The contrast is striking. As Australia’s state and federal governments continue their bloody-minded corporatisation and privatisation of our few remaining public assets, the revolutionary government of Venezuela is bringing important industries and sectors into public ownership and control.
Over October 16-17, 120 people participated in lively and informative discussions at the Latin America Solidarity Conference. “Challenging corporate globalisation: people’s power is changing the world” was organised by the Latin America Social Forum. LASF brings together the Farabundo Marti National Liberation Front (FMLN — Australia), Guatemala Human Rights Committee, Ibiray-Fondo Raul Sendic (Uruguay), Honduras’ National Front of Popular Resistance (FNRP), Australia-Venezuela Solidarity Network and Socialist Alliance.
With the symptoms of social and environmental crisis all around us — runaway climate change, Third World poverty, seemingly endless wars — it is sometimes easy to feel discouraged about our ability to change “the way things are”. We can forget that millions of ordinary people have many times over said “enough is enough” and come together to take action to change history.
Humanity is in a race against time to avoid the environmental and social catastrophe caused by climate change. At times, it seems we are losing the race. When we look at the sabotage of international summits by the rich countries, or the false solutions peddled by governments and corporate polluters, the challenge we face can seem overwhelming. But globally, there is a rising people’s movement demanding real action on climate. This movement gives reason for hope and inspiration.
On June 30, 31 mainly young activists set off from around NSW in an old converted school bus, for the “Indigenous Solidarity Rides” heading to an Aboriginal rights convergence in Alice Springs over July 6-11. At the same time, 25 activists from Brisbane headed to the convergence, also in a bus, as part of the “Justice Ride”.
Venezuelan trade unionist and community educator Alexis Adarfio Marin visited Australia last month, informing many audiences of the radical changes being carried out by Venezuela’s Bolivarian revolution. Adarfio was a guest of the Search Foundation, which hosted a range of international guest speakers at its Australian Left Renewal Conference in Sydney over May 29-30.
On April 13, people around the world celebrated the eighth anniversary of the Venezuelans’ defeat of a coup against President Hugo Chavez. The US-backed coup, on April 11, 2002, lasted only 48 hours, overturned by a massive mobilisation on the streets of supporters of the radical changes being led by Chavez.
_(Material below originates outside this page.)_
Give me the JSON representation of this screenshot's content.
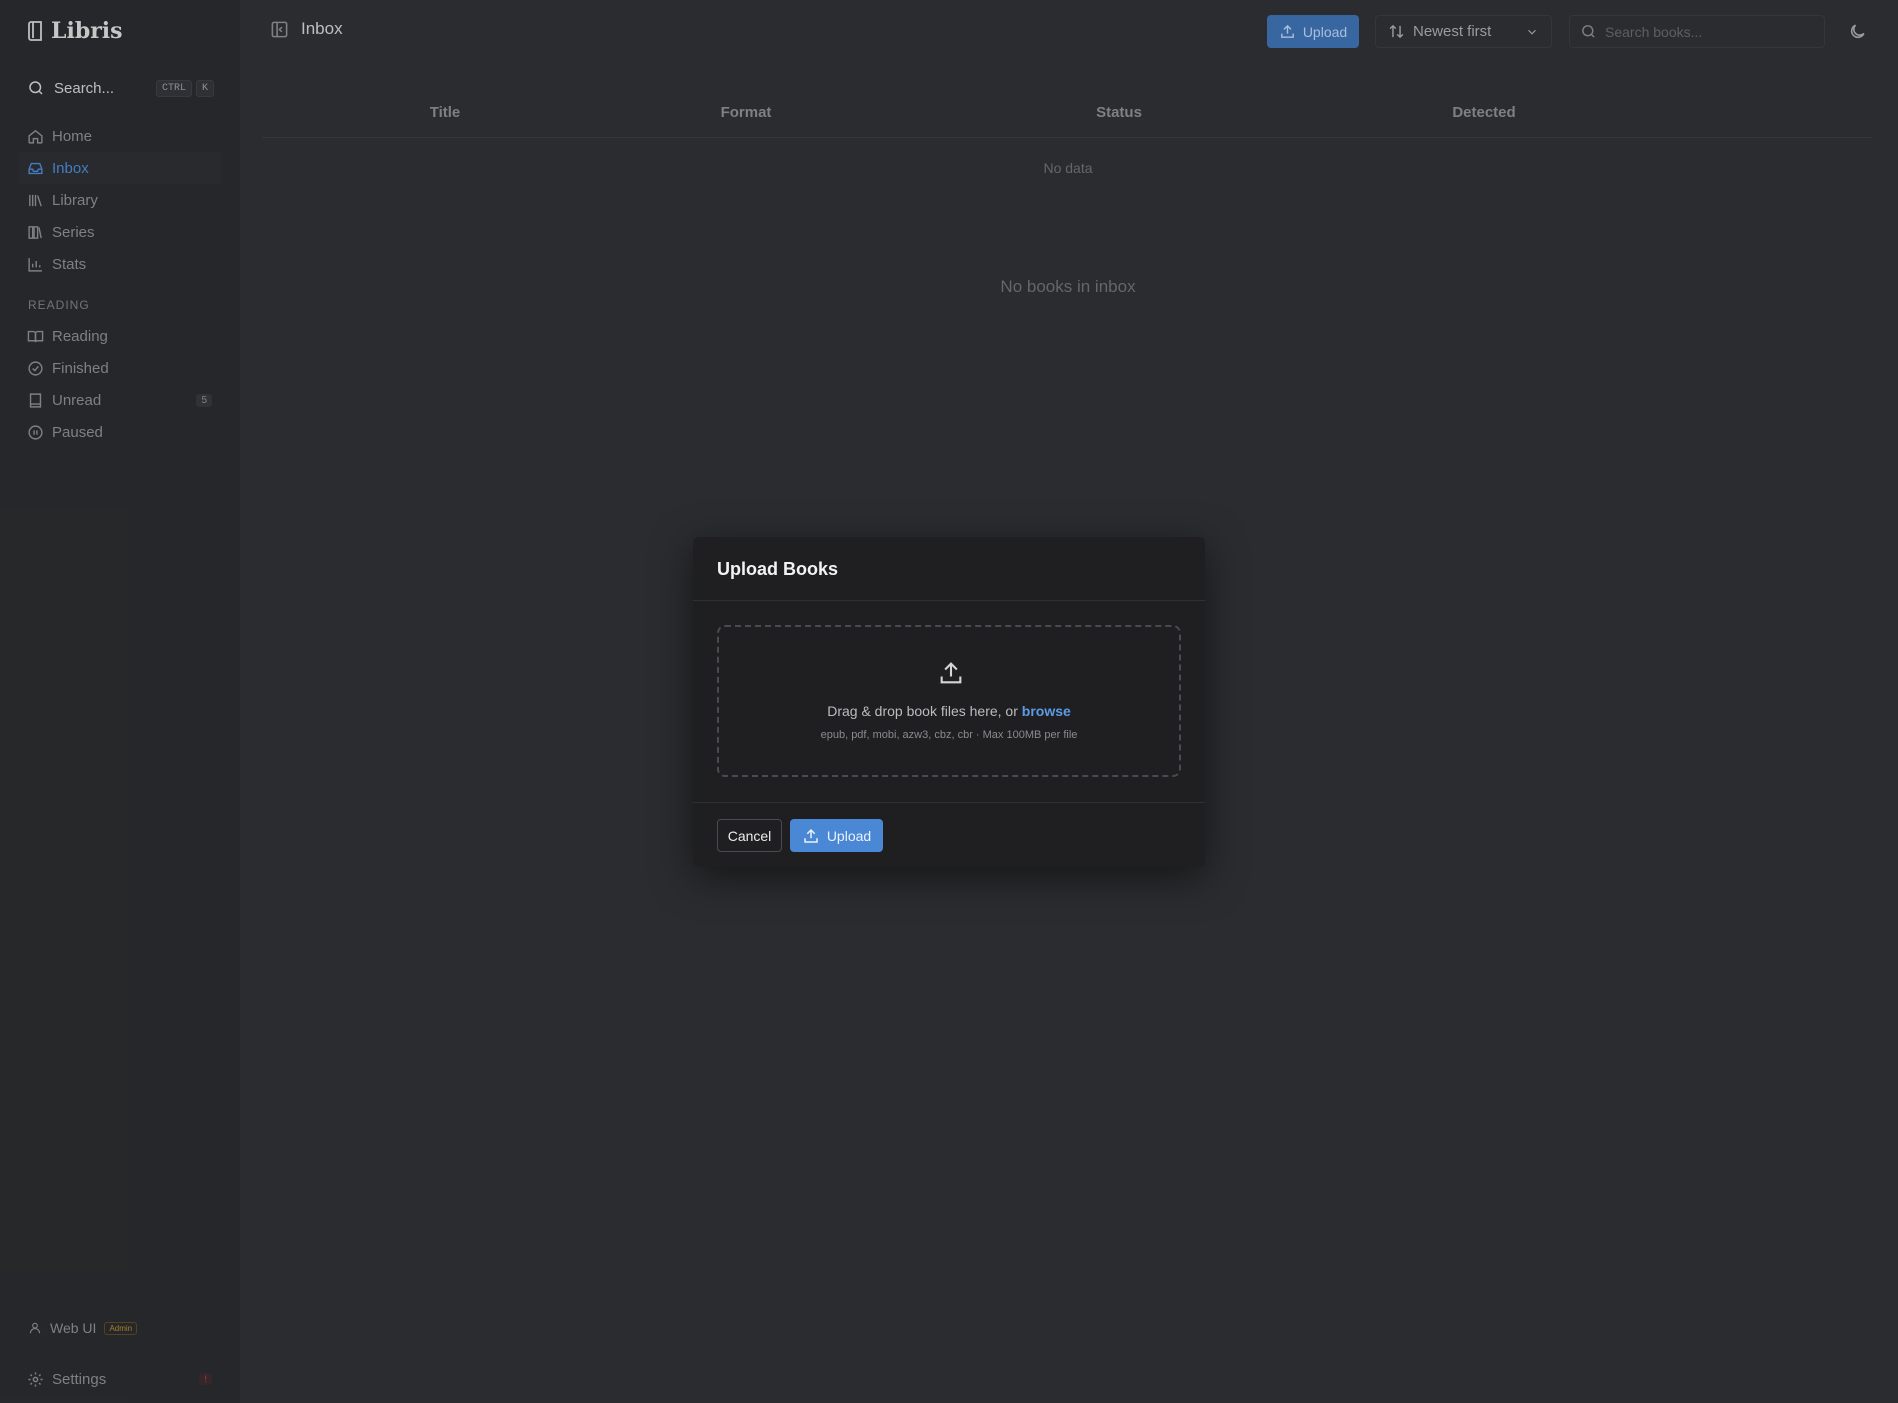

Ferne Edwards, a PhD student at the Australian National University who researches sustainable food movements, cities and climate change, was so inspired by the social changes in Venezuela when she visited there as part of a food sovereignty tour in 2009 that she decided to organise an opportunity for other Australians to visit and see it for themselves.
Australians are being invited to join a special delegation to Venezuela this September to witness an important event for the country’s pro-poor Bolivarian revolution.
In January, Bolivia’s left-wing President Evo Morales began his second term by appointing a new cabinet in which women are equally represented for the first time.
On January 7, hundreds of Hondurans risked violent repression by the police and military to protest outside the national parliament building against the coup regime’s decision to withdraw the country from the Bolivarian Alliance for the Americas (ALBA).
The call by Venezuelan President Hugo Chavez at the International Encounter of Left Parties in Caracas last month to begin to launch a ``Fifth Socialist International’’ could not have been better timed.